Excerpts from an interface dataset
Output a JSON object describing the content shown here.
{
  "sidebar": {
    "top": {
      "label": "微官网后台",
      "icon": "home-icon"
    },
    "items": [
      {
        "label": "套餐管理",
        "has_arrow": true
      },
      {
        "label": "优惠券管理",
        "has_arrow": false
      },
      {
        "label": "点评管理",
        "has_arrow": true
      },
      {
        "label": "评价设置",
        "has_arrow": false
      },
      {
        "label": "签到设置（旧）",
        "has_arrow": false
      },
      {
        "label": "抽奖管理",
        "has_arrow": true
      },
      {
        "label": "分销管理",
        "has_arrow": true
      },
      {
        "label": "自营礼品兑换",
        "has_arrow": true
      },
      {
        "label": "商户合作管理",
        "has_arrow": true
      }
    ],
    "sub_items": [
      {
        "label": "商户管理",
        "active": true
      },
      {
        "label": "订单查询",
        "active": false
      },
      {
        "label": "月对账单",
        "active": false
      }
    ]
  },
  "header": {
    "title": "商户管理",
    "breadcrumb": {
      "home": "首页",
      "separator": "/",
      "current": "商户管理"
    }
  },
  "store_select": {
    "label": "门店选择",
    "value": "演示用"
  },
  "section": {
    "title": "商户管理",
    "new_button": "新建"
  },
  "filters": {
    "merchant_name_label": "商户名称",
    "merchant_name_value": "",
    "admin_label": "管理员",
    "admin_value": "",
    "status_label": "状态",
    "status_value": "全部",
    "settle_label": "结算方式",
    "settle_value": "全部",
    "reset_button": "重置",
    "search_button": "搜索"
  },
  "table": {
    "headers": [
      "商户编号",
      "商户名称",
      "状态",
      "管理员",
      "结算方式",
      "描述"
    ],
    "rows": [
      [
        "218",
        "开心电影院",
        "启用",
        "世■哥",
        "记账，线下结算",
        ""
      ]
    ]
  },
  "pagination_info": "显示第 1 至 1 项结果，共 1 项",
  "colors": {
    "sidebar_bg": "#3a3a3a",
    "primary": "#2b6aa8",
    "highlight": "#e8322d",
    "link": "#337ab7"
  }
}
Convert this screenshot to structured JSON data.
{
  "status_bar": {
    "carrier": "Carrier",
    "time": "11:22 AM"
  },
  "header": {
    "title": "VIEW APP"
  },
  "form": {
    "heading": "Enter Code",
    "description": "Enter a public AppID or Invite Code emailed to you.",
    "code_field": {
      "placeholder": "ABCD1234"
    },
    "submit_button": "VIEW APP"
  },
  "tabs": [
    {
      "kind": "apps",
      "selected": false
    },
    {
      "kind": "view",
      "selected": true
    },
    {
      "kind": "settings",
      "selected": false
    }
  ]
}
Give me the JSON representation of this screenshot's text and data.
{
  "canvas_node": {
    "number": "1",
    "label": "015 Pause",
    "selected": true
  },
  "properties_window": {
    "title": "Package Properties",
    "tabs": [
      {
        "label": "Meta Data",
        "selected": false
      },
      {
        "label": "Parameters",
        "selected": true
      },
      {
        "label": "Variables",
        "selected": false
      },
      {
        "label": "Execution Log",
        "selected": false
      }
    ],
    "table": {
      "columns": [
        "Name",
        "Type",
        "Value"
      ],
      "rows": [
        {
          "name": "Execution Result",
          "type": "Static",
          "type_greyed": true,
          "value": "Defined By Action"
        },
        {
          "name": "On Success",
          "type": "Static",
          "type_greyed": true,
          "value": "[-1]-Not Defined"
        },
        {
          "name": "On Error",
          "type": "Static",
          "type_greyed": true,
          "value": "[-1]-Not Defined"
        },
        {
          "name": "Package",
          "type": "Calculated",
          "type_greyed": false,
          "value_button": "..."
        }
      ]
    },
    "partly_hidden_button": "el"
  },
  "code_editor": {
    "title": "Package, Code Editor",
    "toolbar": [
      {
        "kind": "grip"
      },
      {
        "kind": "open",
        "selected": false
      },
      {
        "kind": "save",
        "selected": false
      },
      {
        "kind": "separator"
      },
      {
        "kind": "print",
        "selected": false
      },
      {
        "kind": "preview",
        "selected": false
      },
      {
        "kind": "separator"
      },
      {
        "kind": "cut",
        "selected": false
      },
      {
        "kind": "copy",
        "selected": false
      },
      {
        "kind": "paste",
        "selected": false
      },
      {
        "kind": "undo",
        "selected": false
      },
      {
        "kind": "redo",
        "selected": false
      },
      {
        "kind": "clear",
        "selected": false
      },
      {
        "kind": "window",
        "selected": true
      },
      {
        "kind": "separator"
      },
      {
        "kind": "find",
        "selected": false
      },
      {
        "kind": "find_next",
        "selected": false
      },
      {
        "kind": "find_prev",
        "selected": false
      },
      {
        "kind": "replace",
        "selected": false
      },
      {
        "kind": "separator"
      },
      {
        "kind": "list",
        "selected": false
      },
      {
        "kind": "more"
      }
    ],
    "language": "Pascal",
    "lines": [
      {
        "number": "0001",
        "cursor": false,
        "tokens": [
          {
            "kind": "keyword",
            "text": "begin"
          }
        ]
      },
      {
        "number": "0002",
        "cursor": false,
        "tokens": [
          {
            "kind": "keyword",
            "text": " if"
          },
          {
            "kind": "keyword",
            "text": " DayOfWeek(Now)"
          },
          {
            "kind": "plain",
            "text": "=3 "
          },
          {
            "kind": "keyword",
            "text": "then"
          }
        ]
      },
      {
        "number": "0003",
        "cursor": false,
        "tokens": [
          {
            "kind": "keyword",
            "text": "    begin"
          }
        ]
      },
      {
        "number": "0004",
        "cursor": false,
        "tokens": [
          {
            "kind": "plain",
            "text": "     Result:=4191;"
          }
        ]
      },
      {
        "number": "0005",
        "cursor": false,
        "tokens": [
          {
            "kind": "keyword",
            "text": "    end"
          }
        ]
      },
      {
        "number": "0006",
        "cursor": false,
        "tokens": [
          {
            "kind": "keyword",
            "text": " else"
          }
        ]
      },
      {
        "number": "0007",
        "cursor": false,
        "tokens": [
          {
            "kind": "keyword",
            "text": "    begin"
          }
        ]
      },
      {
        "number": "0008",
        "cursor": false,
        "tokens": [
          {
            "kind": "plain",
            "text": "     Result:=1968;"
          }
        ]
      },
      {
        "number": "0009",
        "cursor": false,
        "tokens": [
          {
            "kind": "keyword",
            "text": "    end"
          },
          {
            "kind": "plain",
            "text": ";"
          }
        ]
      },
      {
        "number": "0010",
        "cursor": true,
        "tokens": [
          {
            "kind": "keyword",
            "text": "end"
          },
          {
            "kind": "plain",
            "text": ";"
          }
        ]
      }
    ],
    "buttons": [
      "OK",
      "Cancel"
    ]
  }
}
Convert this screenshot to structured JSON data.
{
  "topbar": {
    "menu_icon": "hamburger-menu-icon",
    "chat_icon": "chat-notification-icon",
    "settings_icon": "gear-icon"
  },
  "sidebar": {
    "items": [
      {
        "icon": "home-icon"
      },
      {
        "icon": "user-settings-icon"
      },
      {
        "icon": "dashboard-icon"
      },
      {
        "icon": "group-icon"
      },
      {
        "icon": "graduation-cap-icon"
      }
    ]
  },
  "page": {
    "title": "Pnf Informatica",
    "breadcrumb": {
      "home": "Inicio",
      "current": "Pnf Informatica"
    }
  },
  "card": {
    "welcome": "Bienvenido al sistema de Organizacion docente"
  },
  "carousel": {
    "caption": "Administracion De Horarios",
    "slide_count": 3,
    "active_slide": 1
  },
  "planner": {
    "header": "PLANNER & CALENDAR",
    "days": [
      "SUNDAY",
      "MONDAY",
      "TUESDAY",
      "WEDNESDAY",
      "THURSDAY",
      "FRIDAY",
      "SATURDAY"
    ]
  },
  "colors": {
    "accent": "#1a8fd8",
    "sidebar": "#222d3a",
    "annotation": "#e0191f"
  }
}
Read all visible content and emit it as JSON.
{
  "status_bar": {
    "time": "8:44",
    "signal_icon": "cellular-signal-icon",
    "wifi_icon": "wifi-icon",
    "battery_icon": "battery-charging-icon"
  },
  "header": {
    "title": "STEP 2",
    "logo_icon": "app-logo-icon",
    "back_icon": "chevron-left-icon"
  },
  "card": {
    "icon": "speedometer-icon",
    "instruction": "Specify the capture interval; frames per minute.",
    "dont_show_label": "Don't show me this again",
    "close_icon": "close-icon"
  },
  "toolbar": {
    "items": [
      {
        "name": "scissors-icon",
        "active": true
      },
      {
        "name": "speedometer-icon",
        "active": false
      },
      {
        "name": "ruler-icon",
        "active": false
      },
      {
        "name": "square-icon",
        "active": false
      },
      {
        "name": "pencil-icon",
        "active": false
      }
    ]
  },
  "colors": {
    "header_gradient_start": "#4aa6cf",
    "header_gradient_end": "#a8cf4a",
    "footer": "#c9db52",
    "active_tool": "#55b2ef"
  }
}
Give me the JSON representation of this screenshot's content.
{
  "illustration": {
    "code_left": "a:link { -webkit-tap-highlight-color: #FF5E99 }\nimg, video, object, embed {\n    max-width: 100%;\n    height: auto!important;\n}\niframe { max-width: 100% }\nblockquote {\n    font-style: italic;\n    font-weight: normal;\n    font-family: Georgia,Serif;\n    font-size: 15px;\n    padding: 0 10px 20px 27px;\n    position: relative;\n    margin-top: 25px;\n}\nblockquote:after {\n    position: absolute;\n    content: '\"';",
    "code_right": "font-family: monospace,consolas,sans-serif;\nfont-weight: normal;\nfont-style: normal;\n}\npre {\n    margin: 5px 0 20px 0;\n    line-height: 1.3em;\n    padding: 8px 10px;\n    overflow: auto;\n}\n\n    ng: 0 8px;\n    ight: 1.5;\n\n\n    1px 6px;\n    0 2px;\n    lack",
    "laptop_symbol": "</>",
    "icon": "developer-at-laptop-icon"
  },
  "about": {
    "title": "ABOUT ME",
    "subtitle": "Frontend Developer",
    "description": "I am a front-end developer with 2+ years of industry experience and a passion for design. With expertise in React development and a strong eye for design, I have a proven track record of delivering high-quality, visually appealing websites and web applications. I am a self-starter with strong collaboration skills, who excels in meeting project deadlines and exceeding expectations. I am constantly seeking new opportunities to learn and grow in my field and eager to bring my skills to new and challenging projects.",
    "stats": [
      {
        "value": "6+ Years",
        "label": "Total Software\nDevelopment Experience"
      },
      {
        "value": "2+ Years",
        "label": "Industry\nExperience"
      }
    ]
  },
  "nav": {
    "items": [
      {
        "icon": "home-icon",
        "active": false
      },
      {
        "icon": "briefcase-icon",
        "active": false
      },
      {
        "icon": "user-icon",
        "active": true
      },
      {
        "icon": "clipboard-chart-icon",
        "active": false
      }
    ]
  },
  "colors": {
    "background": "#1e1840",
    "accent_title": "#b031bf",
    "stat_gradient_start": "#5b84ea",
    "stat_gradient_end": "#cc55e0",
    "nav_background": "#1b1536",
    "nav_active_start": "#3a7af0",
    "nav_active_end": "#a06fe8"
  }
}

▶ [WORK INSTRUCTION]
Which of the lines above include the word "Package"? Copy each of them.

▶ [COMPLETED EXERCISE]
    "title": "Package Properties",
          "name": "Package",
    "title": "Package, Code Editor",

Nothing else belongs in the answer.